ScreenPrism: Can you clarify Layla’s relationship with her boyfriend? Did she get pregnant, or was the scandal purely because she had a relationship?
Elite Zexer: When I said “affair,” I didn’t mean an actual affair. She never touched him. Just the intimacy of talking with him was scandalous. She’s not allowed to talk to other men, if they’re not in her family.
Lamis Ammar: Why, did I look pregnant in the film? [Laughs] [In one scene], when a man crosses the street to talk to her family, [Layla’s] head was down, to avoid looking into their eyes. It’s rude to look at other men.
SP: Let’s talk about Layla’s agency at the end of the film. Even though she gives in to her father’s order to marry someone in the village, to save her and her family’s reputation, she makes a very conscious choice. She doesn’t play the damsel in distress, and she refuses to be forced into this decision.
LA: I did have a choice, but for Layla, family is in the first place. When she realizes that her father and mother try to do the best for her, [even though] it’s not the way she wants, because of the situation, [she chooses to marry].
EZ: I think she has two bad choices. It is her choice, but she has to make the choice whether she wants to lose that [freedom to love] or lose that [her family]. At the end, she can’t lose her family.
LA: She knows that she has [the power of] choice. Maybe another woman in [this] society doesn’t choose this powerful choice and pick her family.
EZ: I don’t think you chose what your father wanted you to do. It was on your terms.
LA: She showed him that there are choices. She made a choice. He got the message.
SP: Elite, what was your overall vision for the film?
EZ: One of the strongest things I wanted to do was make [the film’s themes] universal: father-daughter, mother-daughter, disintegration of family, the father taking on a younger wife, choosing between love and family. All the things here, everyone can relate to, [Beduoin or not]. Even in modern society, the rules aren’t so different, just different circumstances. It’s harder obviously for Bedouins, and the consequences are harsher, but it’s universal. You can see, I’m in every frame of the movie.
SP: I’ll close by asking you what scene was your favorite to shoot and to watch?
EZ: Wow. So many. I can tell you her least favorite scene to shoot: crying, in the tunnel.
LA: Yes, it was the most challenging. It really influenced me a lot – I was crying sometimes even when the cameras weren’t rolling. To think about the things that the character went through was the hardest thing.

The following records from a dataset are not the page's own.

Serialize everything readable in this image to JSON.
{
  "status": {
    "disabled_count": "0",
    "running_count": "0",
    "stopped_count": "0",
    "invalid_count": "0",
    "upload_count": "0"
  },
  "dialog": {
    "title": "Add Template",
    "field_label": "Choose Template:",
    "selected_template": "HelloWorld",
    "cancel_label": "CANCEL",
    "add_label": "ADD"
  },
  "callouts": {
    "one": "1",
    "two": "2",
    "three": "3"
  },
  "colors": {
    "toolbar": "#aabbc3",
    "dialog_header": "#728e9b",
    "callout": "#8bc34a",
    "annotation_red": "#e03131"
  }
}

EZ: My favorite one was the scene where she and her mother do laundry at night. It was the third day of the shoot. It was beautiful – just the light was on in the laundry room. The whole crew was watching the monitor, and I felt around me that everyone was holding their breath. They said it looked like a painting. [It was then] everyone realized how this film was going to look, and something about that scene changed the whole atmosphere of the film from that day.
LA: The first day of the film was good.
SP: When you and Suliman are driving home?
LA: Yes. I was so happy. It was very nice to be in the car all day, and I was singing and doing voices and [the crew] were hearing everything, and they were so annoyed. [Laughs] But I was so happy.